As part of my study leave I spent two weeks in the US. I visited university staff and chaplains in and around Boston – at MIT, Harvard, Boston University, Brandeis and Wellesley. I then went to the Gobal Chaplains Conference at Yale, New Haven. There were 450 chaplains attending. They were mainly from Europe, North America, and Australasia. But I met chaplains from India and Uganda as well.
The conference theme was spiritual leadership in a multi-faith world. I don’t use the idea of ‘spiritual leadership’ myself but it seemed a key self-understanding for American chaplains. What was clear is that working in multi-faith and multi-religious environments is now the norm in higher education in the western world. My impression, from conversations with people about the workshops that they had attended, was that the US institutions invest in religious welfare way above that seen in the UK. For example, many US student services have departments of ‘Religious and Spiritual Life’ that sit along side counselling, accommodation and disability services. However, when it came to the detailed knowledge about building good relationships over time between people of different faiths then the UK had a great depth of experience.

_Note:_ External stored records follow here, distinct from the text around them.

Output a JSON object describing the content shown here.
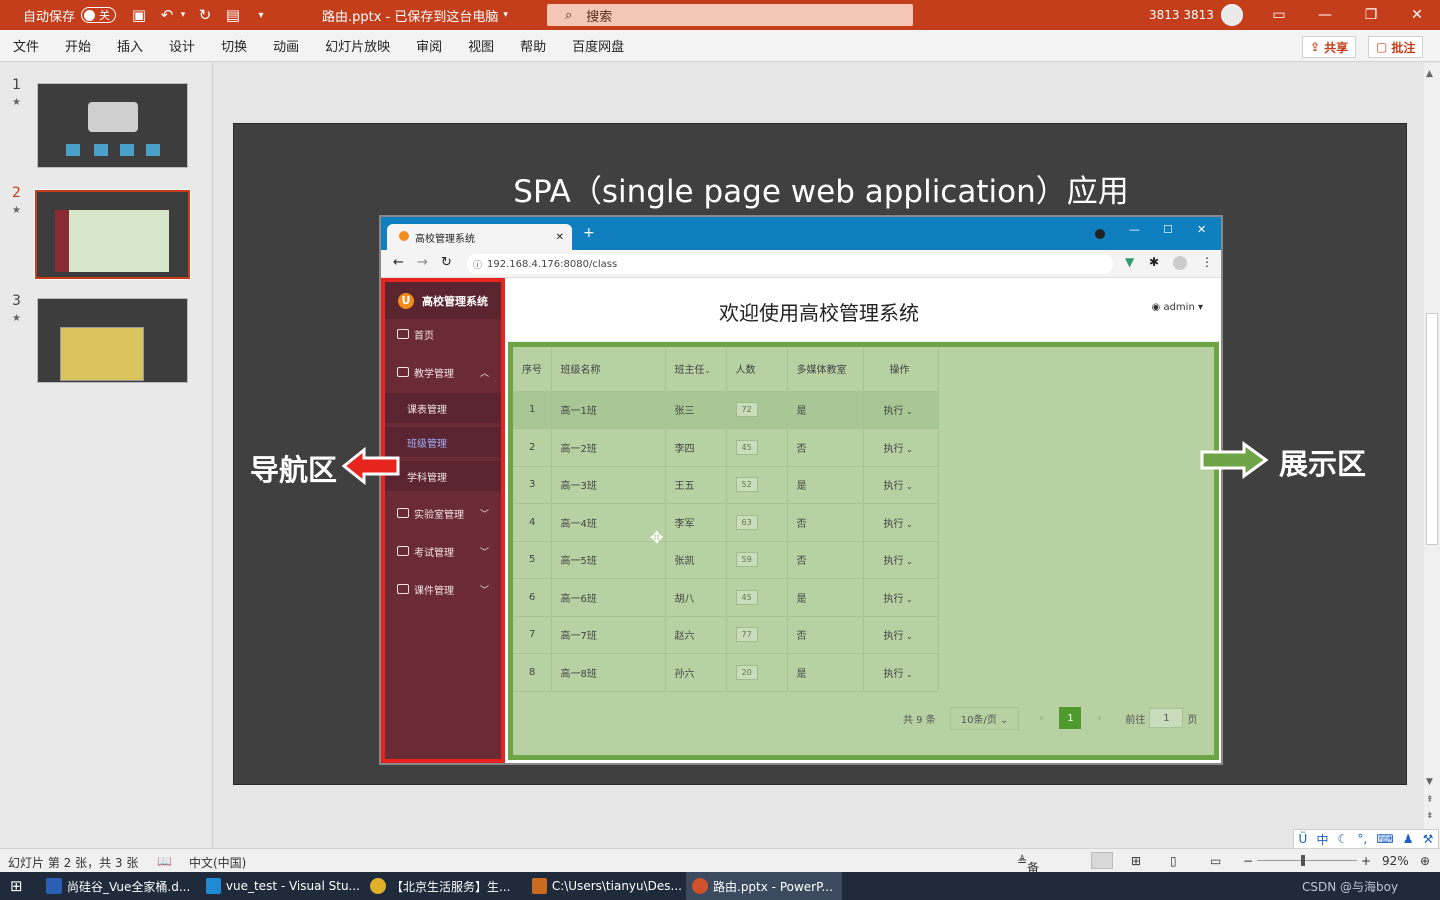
{
  "titlebar": {
    "autosave_label": "自动保存",
    "autosave_state": "关",
    "doc_title": "路由.pptx  -  已保存到这台电脑",
    "search_placeholder": "搜索",
    "user": "3813 3813"
  },
  "ribbon": {
    "tabs": [
      "文件",
      "开始",
      "插入",
      "设计",
      "切换",
      "动画",
      "幻灯片放映",
      "审阅",
      "视图",
      "帮助",
      "百度网盘"
    ],
    "share_label": "共享",
    "comment_label": "批注"
  },
  "thumbnails": [
    {
      "number": "1",
      "star": "★"
    },
    {
      "number": "2",
      "star": "★"
    },
    {
      "number": "3",
      "star": "★"
    }
  ],
  "slide": {
    "title": "SPA（single page web application）应用",
    "nav_label": "导航区",
    "display_label": "展示区",
    "browser": {
      "tab_title": "高校管理系统",
      "url": "192.168.4.176:8080/class",
      "app": {
        "logo": "U",
        "system_name": "高校管理系统",
        "menu": {
          "home": "首页",
          "teaching": "教学管理",
          "teaching_sub": [
            "课表管理",
            "班级管理",
            "学科管理"
          ],
          "lab": "实验室管理",
          "exam": "考试管理",
          "course": "课件管理"
        },
        "welcome": "欢迎使用高校管理系统",
        "admin": "admin",
        "table": {
          "headers": [
            "序号",
            "班级名称",
            "班主任",
            "人数",
            "多媒体教室",
            "操作"
          ],
          "rows": [
            [
              "1",
              "高一1班",
              "张三",
              "72",
              "是",
              "执行"
            ],
            [
              "2",
              "高一2班",
              "李四",
              "45",
              "否",
              "执行"
            ],
            [
              "3",
              "高一3班",
              "王五",
              "52",
              "是",
              "执行"
            ],
            [
              "4",
              "高一4班",
              "李军",
              "63",
              "否",
              "执行"
            ],
            [
              "5",
              "高一5班",
              "张凯",
              "59",
              "否",
              "执行"
            ],
            [
              "6",
              "高一6班",
              "胡八",
              "45",
              "是",
              "执行"
            ],
            [
              "7",
              "高一7班",
              "赵六",
              "77",
              "否",
              "执行"
            ],
            [
              "8",
              "高一8班",
              "孙六",
              "20",
              "是",
              "执行"
            ]
          ]
        },
        "pager": {
          "total": "共 9 条",
          "per_page": "10条/页",
          "current": "1",
          "goto_label": "前往",
          "goto_value": "1",
          "page_unit": "页"
        }
      }
    }
  },
  "statusbar": {
    "slide_info": "幻灯片 第 2 张，共 3 张",
    "language": "中文(中国)",
    "notes": "备注",
    "zoom": "92%"
  },
  "ime": {
    "lang": "中"
  },
  "taskbar": {
    "items": [
      "尚硅谷_Vue全家桶.d...",
      "vue_test - Visual Stu...",
      "【北京生活服务】生...",
      "C:\\Users\\tianyu\\Des...",
      "路由.pptx - PowerP..."
    ],
    "watermark": "CSDN @与海boy"
  },
  "colors": {
    "accent": "#c43e1c",
    "nav_border": "#e7241d",
    "display_border": "#6da445"
  }
}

So, a great many impressions and ideas about how religious people can relate to those with different world views to thier own. Yet there was not much about the next frontier – how to foster better mutual appreciation between people of religious world views and people with philosophical world views.